FilmStruck is a new streaming service that will also host nearly the entire Criterion Collection on its platform. If that doesn’t make you want to rethink you Netflix subscription I don’t know what will.
TCM and the Criterion Collection have launched FilmStruck, that will feature a library of contemporary and classic arthouse, indie, foreign, and cult films, as well as extensive bonus content, filmmaker interviews, and rare footage. For example, over the weekend I watched Truffaut’s The Last Metro, Robert Altman’s The Player, and Jim Jarmusch’s Stranger Than Paradise. FilmStruck hosts nearly the entire Criterion Collection for as little as Ten dollars a month.
As I started to look at the collection of films offered I realized that none of these films will ever shown up on Netflix – at least not anytime soon.
Learn more about Filmstruck at Filmstruck.com
Over the last few months I’ve become more than a little bit interested in “Maker Culture”. As an artist it’s painfully obvious that at heart I am a maker, but in this case I’m referring to the subculture that is interested in DIY home technologies. In a sense, the interest where computers meet the home workshop.
One of my issues (and it is MY issue) with “Maker Culture” is the overwhelming interest in replication of movie props, science fiction and small production product building. Don’t get me wrong I like movies and science fiction, I just keep looking for people to push this idea more towards art than replication or commercialization. As I said, this is more my issue than anything else.
I’ve learned quite a bit that has opened my world up by watching videos and seeing images of things being built. One of my favorite things is the amazing amount of sharing that has come from the Maker community. The community is big into sharing tips and tricks without the feeling that you are stealing an idea. I believe that technique is nothing – but how you use the technique is what matters and I’m thrilled to see this attitude shared in the Maker community.
With that brief introduction I’m happy to introduce you to Scott Kildall & Bryan Cera’s Readymake: Duchamp Chess Set.
Kidall and Cera have recreated (one of) Marcel Duchamp’s hand carved chess sets as a model for 3D printing
They call this process a Readymake — a play on Duchamp’s Readymade — one that recreates objects that exist only in documentation and transforms them into 3D-printable forms that anyone with access to a 3D printer can print. I just thing the whole idea is interesting and frankly kinda cool.
There is a second side to this as well. Since 3D printing is still a young technology – the idea that these are perfect copies – perfect copy after perfect copy, is just not the way that 3D printing currently works. The pieces will all have small imperfections and oddities that the 3D printer will give them. This will make your set unique – but not uniquely so. I love this idea.
A Few Reference Links

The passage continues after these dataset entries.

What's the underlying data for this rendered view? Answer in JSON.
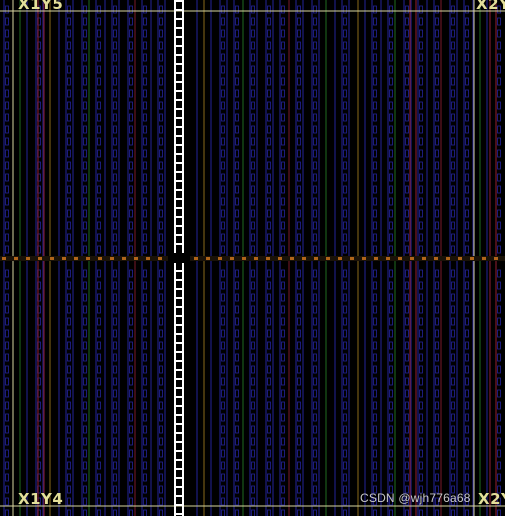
{
  "regions": {
    "top_left": "X1Y5",
    "top_right": "X2Y",
    "bottom_left": "X1Y4",
    "bottom_right": "X2Y"
  },
  "watermark": "CSDN @wjh776a68",
  "colors": {
    "background": "#000000",
    "site_blue": "#23239a",
    "site_green": "#1f6b1f",
    "site_red": "#7a1a2a",
    "site_orange": "#8a6a1a",
    "clock_spine": "#ffffff",
    "region_border": "#d9d6a0",
    "io_marker": "#b0651a",
    "label": "#e3df9a"
  }
}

Scott Kildall’s webpage for Readymake: Duchamp Chess Set
Thingverse webpage for Readymake: Duchamp Chess Set (for downloading the files)

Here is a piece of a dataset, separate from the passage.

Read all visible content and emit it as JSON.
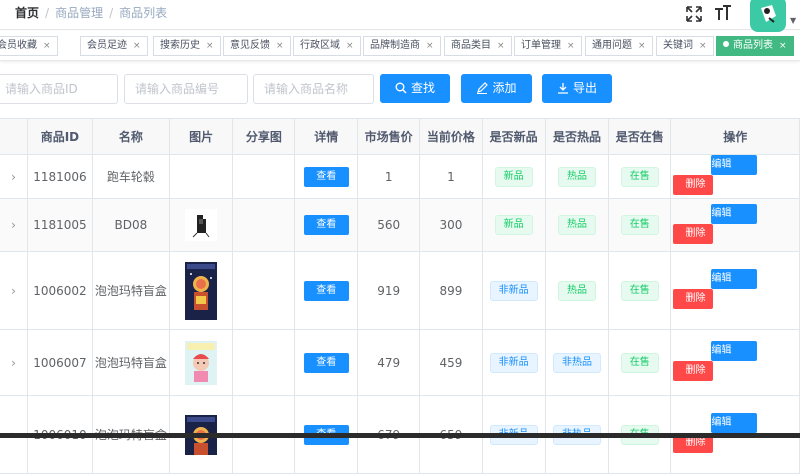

Bryan Cera’s webpage use the “selected projects tab” for Readymake: Duchamp Chess Set (with great images of sets others have made)
If you could make your own – Here’s what my workflow would be.
- Find (or go to a service center like MakerBot at 298 Mulberry Street NYC) and have a 3d printer to print out the pieces of the set (follow this link for the files) you only need to print out one of each file (six pieces in total)
- Take your new pieces home and cast them in resin with a silicon dump mold
- Decorate as you wish